DUP scuppers NI marriage equality move
Within a week of Ireland passing into law its Marriage Equality act Northern Ireland’s Stormont Assembly rejected, for the fifth time, legalizing same sex marriage – although a majority of assembly members voted in favour.
It was the first time a majority of Assembly members endorsed the motion jointly put by Sinn Féin and the SDLP calling on the Northern Executive “to table legislation to allow for same sex marriage”.
The vote was 53 in favour of changing the legislation with 52 opposed. UUP leader Mike Nesbitt, who has publicly opposed equality, abstained.
While 41 nationalists backed the proposal, it was approved by only four unionists, meaning it could not pass despite its single vote majority.
The DUP ensured the motion could not pass by lodging its veto, a petition of concern, because it did not have a majority of both Unionists and Nationalists

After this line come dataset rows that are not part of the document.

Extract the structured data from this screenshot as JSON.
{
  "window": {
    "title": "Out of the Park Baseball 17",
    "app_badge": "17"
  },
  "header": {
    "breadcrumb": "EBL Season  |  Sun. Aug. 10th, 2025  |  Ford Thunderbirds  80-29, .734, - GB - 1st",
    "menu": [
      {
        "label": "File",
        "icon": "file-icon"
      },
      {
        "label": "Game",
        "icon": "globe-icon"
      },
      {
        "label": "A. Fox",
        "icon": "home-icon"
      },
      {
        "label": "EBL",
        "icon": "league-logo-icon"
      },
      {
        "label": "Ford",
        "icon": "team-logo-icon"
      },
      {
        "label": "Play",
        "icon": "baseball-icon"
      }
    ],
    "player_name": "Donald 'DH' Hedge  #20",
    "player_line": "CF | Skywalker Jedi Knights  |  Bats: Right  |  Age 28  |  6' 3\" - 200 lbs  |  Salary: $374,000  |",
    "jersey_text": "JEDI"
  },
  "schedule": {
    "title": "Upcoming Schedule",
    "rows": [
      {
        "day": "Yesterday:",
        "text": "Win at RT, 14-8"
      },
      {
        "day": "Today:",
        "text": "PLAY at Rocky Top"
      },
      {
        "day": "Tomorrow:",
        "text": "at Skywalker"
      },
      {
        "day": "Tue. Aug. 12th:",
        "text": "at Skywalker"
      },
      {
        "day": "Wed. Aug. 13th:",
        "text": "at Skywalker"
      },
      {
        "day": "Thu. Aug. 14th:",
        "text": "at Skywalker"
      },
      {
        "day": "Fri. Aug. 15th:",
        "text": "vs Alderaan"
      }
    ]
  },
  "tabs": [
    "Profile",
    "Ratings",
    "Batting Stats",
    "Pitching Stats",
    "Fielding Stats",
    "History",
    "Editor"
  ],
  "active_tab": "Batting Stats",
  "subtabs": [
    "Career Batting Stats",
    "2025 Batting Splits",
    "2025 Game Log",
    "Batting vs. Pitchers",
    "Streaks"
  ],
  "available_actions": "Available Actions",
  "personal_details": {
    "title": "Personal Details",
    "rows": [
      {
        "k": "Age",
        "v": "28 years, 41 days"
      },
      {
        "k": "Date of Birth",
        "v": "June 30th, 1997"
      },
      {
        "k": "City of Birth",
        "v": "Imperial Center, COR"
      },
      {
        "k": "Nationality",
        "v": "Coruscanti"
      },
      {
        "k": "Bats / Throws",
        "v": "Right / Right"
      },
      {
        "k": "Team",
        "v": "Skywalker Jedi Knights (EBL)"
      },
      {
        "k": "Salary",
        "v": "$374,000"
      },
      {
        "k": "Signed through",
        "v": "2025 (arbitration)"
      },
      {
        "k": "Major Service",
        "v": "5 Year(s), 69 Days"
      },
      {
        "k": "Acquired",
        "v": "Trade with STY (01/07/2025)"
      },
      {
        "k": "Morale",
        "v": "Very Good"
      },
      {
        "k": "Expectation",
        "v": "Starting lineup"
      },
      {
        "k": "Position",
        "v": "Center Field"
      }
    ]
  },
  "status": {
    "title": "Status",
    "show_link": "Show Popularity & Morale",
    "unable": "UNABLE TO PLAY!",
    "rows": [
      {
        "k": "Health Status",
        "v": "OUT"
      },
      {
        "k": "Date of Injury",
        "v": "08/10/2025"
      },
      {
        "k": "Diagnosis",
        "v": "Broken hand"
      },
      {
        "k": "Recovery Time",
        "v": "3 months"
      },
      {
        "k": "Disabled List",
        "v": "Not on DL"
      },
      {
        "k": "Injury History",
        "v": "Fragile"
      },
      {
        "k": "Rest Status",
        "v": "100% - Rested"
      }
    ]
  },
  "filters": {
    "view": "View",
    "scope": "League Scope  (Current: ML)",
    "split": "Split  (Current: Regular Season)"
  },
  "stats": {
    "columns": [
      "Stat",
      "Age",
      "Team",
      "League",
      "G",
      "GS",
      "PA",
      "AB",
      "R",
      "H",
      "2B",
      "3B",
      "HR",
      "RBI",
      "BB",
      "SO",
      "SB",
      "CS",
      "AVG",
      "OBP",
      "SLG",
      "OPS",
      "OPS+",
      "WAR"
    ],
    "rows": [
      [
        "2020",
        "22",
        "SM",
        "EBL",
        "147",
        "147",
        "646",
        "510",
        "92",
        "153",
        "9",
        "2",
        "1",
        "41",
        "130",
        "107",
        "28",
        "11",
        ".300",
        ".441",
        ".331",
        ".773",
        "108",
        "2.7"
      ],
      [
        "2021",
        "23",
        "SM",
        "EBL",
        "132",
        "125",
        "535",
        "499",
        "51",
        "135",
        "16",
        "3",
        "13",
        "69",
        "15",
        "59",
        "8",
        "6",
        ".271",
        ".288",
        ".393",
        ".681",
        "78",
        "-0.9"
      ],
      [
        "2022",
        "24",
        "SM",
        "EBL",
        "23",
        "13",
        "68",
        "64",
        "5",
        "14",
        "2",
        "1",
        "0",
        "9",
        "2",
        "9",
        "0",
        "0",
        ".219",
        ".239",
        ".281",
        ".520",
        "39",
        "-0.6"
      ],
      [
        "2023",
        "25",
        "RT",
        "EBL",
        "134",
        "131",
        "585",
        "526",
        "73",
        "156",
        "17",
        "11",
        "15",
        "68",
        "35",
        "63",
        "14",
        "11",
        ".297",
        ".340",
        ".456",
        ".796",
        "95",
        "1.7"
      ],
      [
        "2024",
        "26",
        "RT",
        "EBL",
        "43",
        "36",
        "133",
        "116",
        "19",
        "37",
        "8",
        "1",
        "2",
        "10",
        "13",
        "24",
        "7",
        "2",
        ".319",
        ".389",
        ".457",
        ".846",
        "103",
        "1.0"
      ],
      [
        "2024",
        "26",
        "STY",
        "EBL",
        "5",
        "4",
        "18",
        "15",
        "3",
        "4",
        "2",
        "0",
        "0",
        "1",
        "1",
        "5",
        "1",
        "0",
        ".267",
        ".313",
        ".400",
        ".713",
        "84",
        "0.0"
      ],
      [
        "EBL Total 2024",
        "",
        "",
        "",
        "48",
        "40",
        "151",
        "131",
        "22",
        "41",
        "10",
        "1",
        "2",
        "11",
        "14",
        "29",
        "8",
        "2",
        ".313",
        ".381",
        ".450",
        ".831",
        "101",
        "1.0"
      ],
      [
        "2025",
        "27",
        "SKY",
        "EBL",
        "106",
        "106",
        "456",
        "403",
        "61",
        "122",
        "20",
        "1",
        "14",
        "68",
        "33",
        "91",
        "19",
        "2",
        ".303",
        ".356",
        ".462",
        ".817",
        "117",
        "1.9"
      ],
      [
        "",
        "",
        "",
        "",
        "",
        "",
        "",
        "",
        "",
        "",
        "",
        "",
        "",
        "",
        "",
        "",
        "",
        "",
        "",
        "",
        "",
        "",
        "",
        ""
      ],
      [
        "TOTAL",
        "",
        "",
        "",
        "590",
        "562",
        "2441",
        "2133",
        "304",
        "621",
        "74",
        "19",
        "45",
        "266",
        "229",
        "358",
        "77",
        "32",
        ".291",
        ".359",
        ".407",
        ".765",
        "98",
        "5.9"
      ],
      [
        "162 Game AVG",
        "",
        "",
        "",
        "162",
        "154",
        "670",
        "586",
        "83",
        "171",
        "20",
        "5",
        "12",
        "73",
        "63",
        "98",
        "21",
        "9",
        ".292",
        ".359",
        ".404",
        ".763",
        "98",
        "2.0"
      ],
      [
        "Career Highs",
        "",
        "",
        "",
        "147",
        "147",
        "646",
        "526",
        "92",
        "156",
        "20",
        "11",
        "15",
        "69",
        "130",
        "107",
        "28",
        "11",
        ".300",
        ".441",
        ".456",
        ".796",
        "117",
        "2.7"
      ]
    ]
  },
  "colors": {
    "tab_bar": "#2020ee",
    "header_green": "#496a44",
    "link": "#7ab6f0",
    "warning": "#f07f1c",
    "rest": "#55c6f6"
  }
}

Just four out of 55 unionists who voted supported the motion.
It was the fifth time in three years Stormont voted on same sex marriage. Last April a Sinn Féin motion was defeated by a simple majority of 49 votes to 47.
All four earlier votes on the issue have fallen on a simple majority basis.
Northern Ireland is now the only part of the UK – indeed, the British Isles – where gay marriage is not legal.
Patrick Corrigan, of Amnesty International, said the majority vote showed that “slowly but surely, politicians are catching up with public opinion”. His organization said the “battle for equality in Northern Ireland will now move to the courts” as last June two couples won permission to challenge the ban by judicial review.